- [TASK DIRECTIONS]:
Below are the records; copy each line in them that holds the word "Description".

- [TASK DATA]:
┄┄┄┄┄┄

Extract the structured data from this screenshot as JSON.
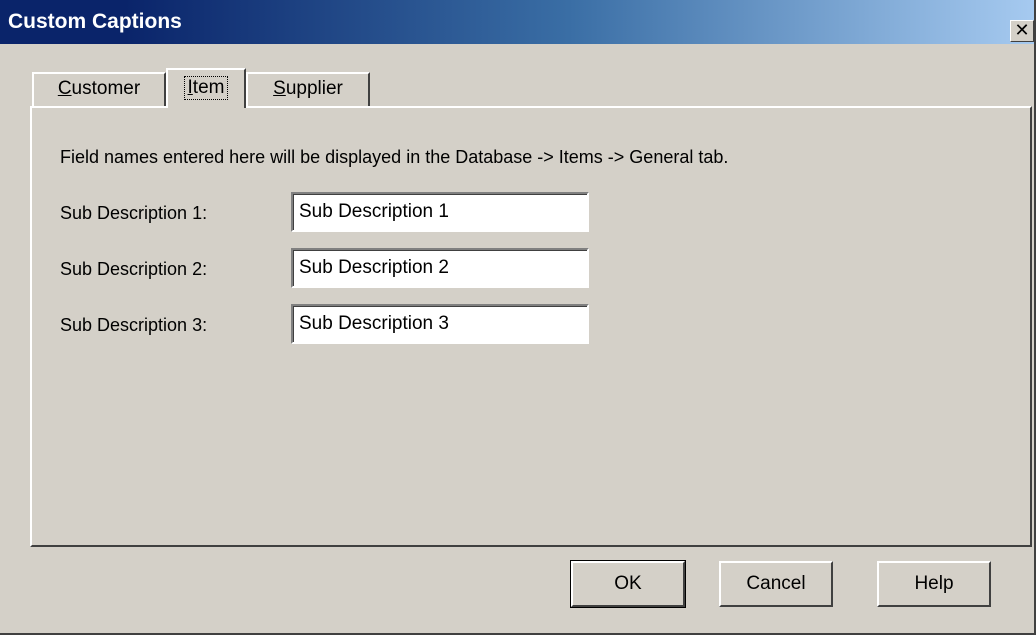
{
  "window": {
    "title": "Custom Captions",
    "close_glyph": "✕"
  },
  "tabs": [
    {
      "label_hotkey": "C",
      "label_rest": "ustomer",
      "active": false
    },
    {
      "label_hotkey": "I",
      "label_rest": "tem",
      "active": true
    },
    {
      "label_hotkey": "S",
      "label_rest": "upplier",
      "active": false
    }
  ],
  "panel": {
    "info": "Field names entered here will be displayed in the Database -> Items -> General tab.",
    "fields": [
      {
        "label": "Sub Description 1:",
        "value": "Sub Description 1"
      },
      {
        "label": "Sub Description 2:",
        "value": "Sub Description 2"
      },
      {
        "label": "Sub Description 3:",
        "value": "Sub Description 3"
      }
    ]
  },
  "buttons": {
    "ok": "OK",
    "cancel": "Cancel",
    "help": "Help"
  }
}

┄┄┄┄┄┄

- [REPLY TO THE EXERCISE]:
        "label": "Sub Description 1:",
        "value": "Sub Description 1"
        "label": "Sub Description 2:",
        "value": "Sub Description 2"
        "label": "Sub Description 3:",
        "value": "Sub Description 3"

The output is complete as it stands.